• _Study material_:
----

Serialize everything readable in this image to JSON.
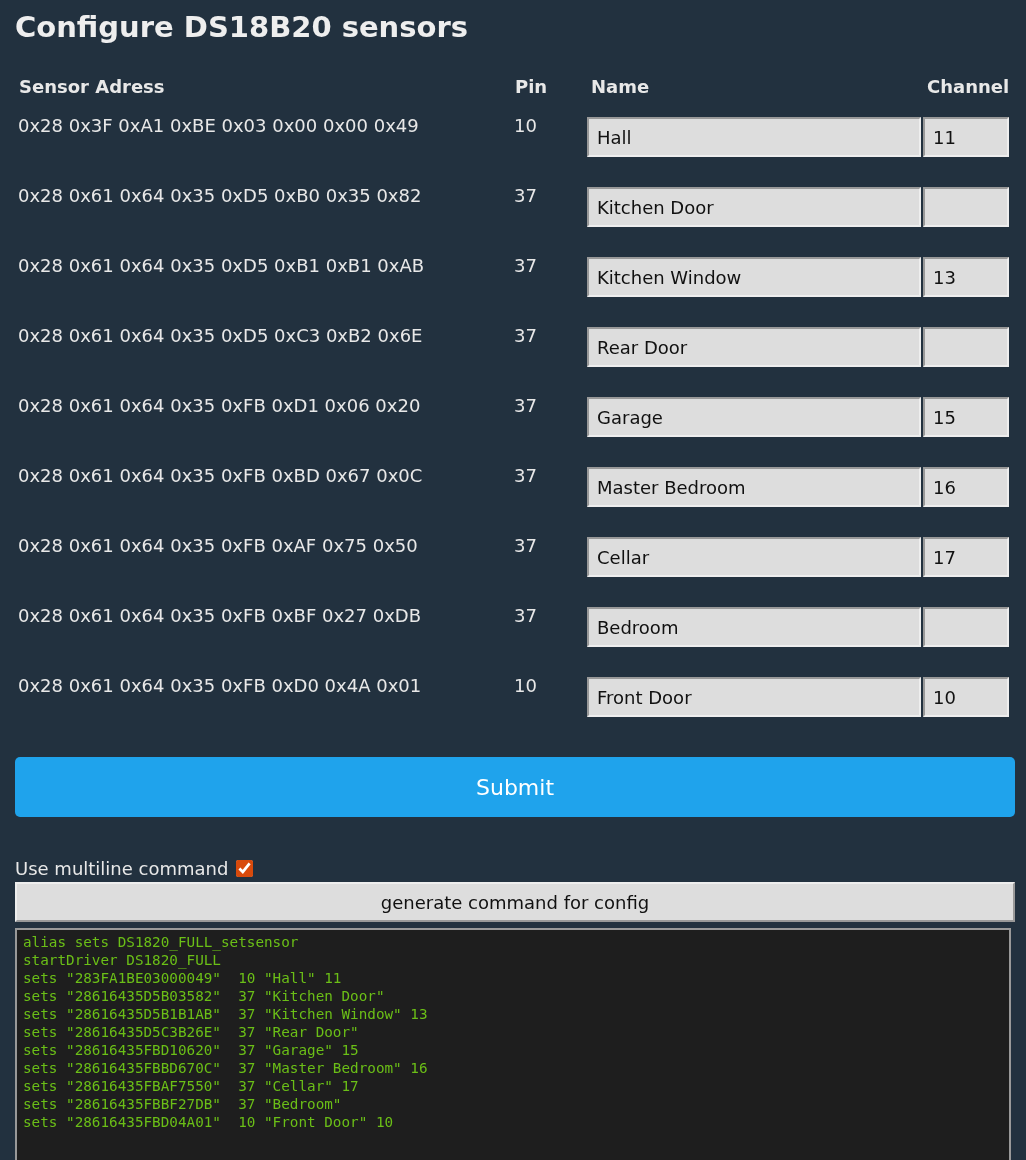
{
  "title": "Configure DS18B20 sensors",
  "columns": [
    "Sensor Adress",
    "Pin",
    "Name",
    "Channel"
  ],
  "sensors": [
    {
      "address": "0x28 0x3F 0xA1 0xBE 0x03 0x00 0x00 0x49",
      "pin": "10",
      "name": "Hall",
      "channel": "11"
    },
    {
      "address": "0x28 0x61 0x64 0x35 0xD5 0xB0 0x35 0x82",
      "pin": "37",
      "name": "Kitchen Door"
    },
    {
      "address": "0x28 0x61 0x64 0x35 0xD5 0xB1 0xB1 0xAB",
      "pin": "37",
      "name": "Kitchen Window",
      "channel": "13"
    },
    {
      "address": "0x28 0x61 0x64 0x35 0xD5 0xC3 0xB2 0x6E",
      "pin": "37",
      "name": "Rear Door"
    },
    {
      "address": "0x28 0x61 0x64 0x35 0xFB 0xD1 0x06 0x20",
      "pin": "37",
      "name": "Garage",
      "channel": "15"
    },
    {
      "address": "0x28 0x61 0x64 0x35 0xFB 0xBD 0x67 0x0C",
      "pin": "37",
      "name": "Master Bedroom",
      "channel": "16"
    },
    {
      "address": "0x28 0x61 0x64 0x35 0xFB 0xAF 0x75 0x50",
      "pin": "37",
      "name": "Cellar",
      "channel": "17"
    },
    {
      "address": "0x28 0x61 0x64 0x35 0xFB 0xBF 0x27 0xDB",
      "pin": "37",
      "name": "Bedroom"
    },
    {
      "address": "0x28 0x61 0x64 0x35 0xFB 0xD0 0x4A 0x01",
      "pin": "10",
      "name": "Front Door",
      "channel": "10"
    }
  ],
  "submit_button": "Submit",
  "multiline": {
    "label": "Use multiline command",
    "checked": true
  },
  "generate_button": "generate command for config",
  "command_output": [
    "alias sets DS1820_FULL_setsensor",
    "startDriver DS1820_FULL",
    "sets \"283FA1BE03000049\"  10 \"Hall\" 11",
    "sets \"28616435D5B03582\"  37 \"Kitchen Door\"",
    "sets \"28616435D5B1B1AB\"  37 \"Kitchen Window\" 13",
    "sets \"28616435D5C3B26E\"  37 \"Rear Door\"",
    "sets \"28616435FBD10620\"  37 \"Garage\" 15",
    "sets \"28616435FBBD670C\"  37 \"Master Bedroom\" 16",
    "sets \"28616435FBAF7550\"  37 \"Cellar\" 17",
    "sets \"28616435FBBF27DB\"  37 \"Bedroom\"",
    "sets \"28616435FBD04A01\"  10 \"Front Door\" 10"
  ]
}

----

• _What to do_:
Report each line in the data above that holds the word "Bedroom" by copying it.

• _Exercise response_:
      "name": "Master Bedroom",
      "name": "Bedroom"
    "sets \"28616435FBBD670C\"  37 \"Master Bedroom\" 16",
    "sets \"28616435FBBF27DB\"  37 \"Bedroom\"",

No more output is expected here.